Home Visits Ruled Unconstitutional by Mass. Supreme Judicial Court

Special Features
A Scorecard for the 105th Congress

Another Home Schooling Statesman

National Center Reports
Vocational Education Bill Passes With Protection

Preparing for the 106th Congress

FDIC Drafts “Know Your Customer” Regulations

Children’s Scholarship Fund Moves Forward

Free Computers for Home Schoolers

Across the States
State by State

Regular Features
Press Clippings

Notes to Members

Prayer and Praise

Active Cases

President’s Page

N  A  T  I  O  N  A  L     C  E  N  T  E  R     R  E  P  O  R  T  S
Freedom Watch
FDIC drafts “Know
Your Customer” regulations


Many concerned home school leaders have contacted us about the recently issued Federal Deposit Insurance Corporation (FDIC) draft regulations. The proposed regulations include the “Know Your Customer” rule (Section 326.9) which would enable the government to track citizens.
    The four regulatory agencies over banks are the FDIC, the Federal Reserve, the Office of the Comptroller of the Currency, and the Office of Thrift Supervision. Each agency drafted and published its own separate, but similar, regulations in the Federal Register on December 7, 1998.
    These new regulations would require all banks, including non-FDIC members, to implement the Know Your Customer program. This means every bank must:

    1) determine the identity of the bank’s new customers;

    2) determine the source of funds for transactions;

    3) determine the customer’s normal and expected transactions;

    4) monitor the customer’s transactions and identify the transactions that are inconsistent with normal and expected transactions; and
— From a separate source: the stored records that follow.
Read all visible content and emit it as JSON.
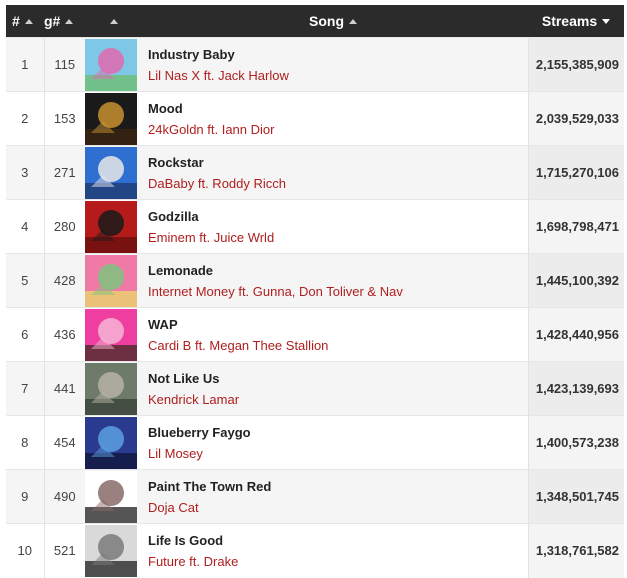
{
  "header": {
    "rank": "#",
    "gnum": "g#",
    "song": "Song",
    "streams": "Streams"
  },
  "rows": [
    {
      "rank": "1",
      "gnum": "115",
      "title": "Industry Baby",
      "artist": "Lil Nas X ft. Jack Harlow",
      "streams": "2,155,385,909",
      "art_colors": [
        "#7fc7e6",
        "#e06ab0",
        "#6fbf73"
      ]
    },
    {
      "rank": "2",
      "gnum": "153",
      "title": "Mood",
      "artist": "24kGoldn ft. Iann Dior",
      "streams": "2,039,529,033",
      "art_colors": [
        "#1a1a1a",
        "#c8912f",
        "#3a2410"
      ]
    },
    {
      "rank": "3",
      "gnum": "271",
      "title": "Rockstar",
      "artist": "DaBaby ft. Roddy Ricch",
      "streams": "1,715,270,106",
      "art_colors": [
        "#2e6fd1",
        "#e7e7e7",
        "#1f3b73"
      ]
    },
    {
      "rank": "4",
      "gnum": "280",
      "title": "Godzilla",
      "artist": "Eminem ft. Juice Wrld",
      "streams": "1,698,798,471",
      "art_colors": [
        "#b51b1b",
        "#1a1a1a",
        "#6a0f0f"
      ]
    },
    {
      "rank": "5",
      "gnum": "428",
      "title": "Lemonade",
      "artist": "Internet Money ft. Gunna, Don Toliver & Nav",
      "streams": "1,445,100,392",
      "art_colors": [
        "#f07aa6",
        "#7dc47e",
        "#e9d36a"
      ]
    },
    {
      "rank": "6",
      "gnum": "436",
      "title": "WAP",
      "artist": "Cardi B ft. Megan Thee Stallion",
      "streams": "1,428,440,956",
      "art_colors": [
        "#ee3fa0",
        "#f6b5d6",
        "#4b2c2a"
      ]
    },
    {
      "rank": "7",
      "gnum": "441",
      "title": "Not Like Us",
      "artist": "Kendrick Lamar",
      "streams": "1,423,139,693",
      "art_colors": [
        "#6e7a6a",
        "#b7b2a6",
        "#3b4438"
      ]
    },
    {
      "rank": "8",
      "gnum": "454",
      "title": "Blueberry Faygo",
      "artist": "Lil Mosey",
      "streams": "1,400,573,238",
      "art_colors": [
        "#2a3a8f",
        "#5aa0e0",
        "#12183d"
      ]
    },
    {
      "rank": "9",
      "gnum": "490",
      "title": "Paint The Town Red",
      "artist": "Doja Cat",
      "streams": "1,348,501,745",
      "art_colors": [
        "#ffffff",
        "#8a6a6a",
        "#2b2b2b"
      ]
    },
    {
      "rank": "10",
      "gnum": "521",
      "title": "Life Is Good",
      "artist": "Future ft. Drake",
      "streams": "1,318,761,582",
      "art_colors": [
        "#d9d9d9",
        "#7a7a7a",
        "#2a2a2a"
      ]
    }
  ]
}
    5) determine if a transaction should be reported in accordance with the FDIC’s Suspicious Activity Reporting Regulations.

The National Center is planning to submit comments opposing the mandatory Know Your Customer rule to all four agencies during the 90-day comment period which expires March 8, 1999. If the proposed regulations are enacted in their present form, they would not be enforced until April 1, 2000.
    In the meantime, Congress, particularly the Committees on Banking, has the right to intervene and prevent the rule from taking effect. Home schoolers have some particularly conservative friends on the House Banking Committee: Jim Ryun (KS), a home school father; Dave Weldon (FL), also a home school father; Bob Barr (GA); and Ron Paul (TX). With solid legislators like these standing up for our right to privacy, the National Center believes that there is strong potential for these regulations to be intercepted and defused at the congressional level.
    The National Center will keep readers informed of further developments.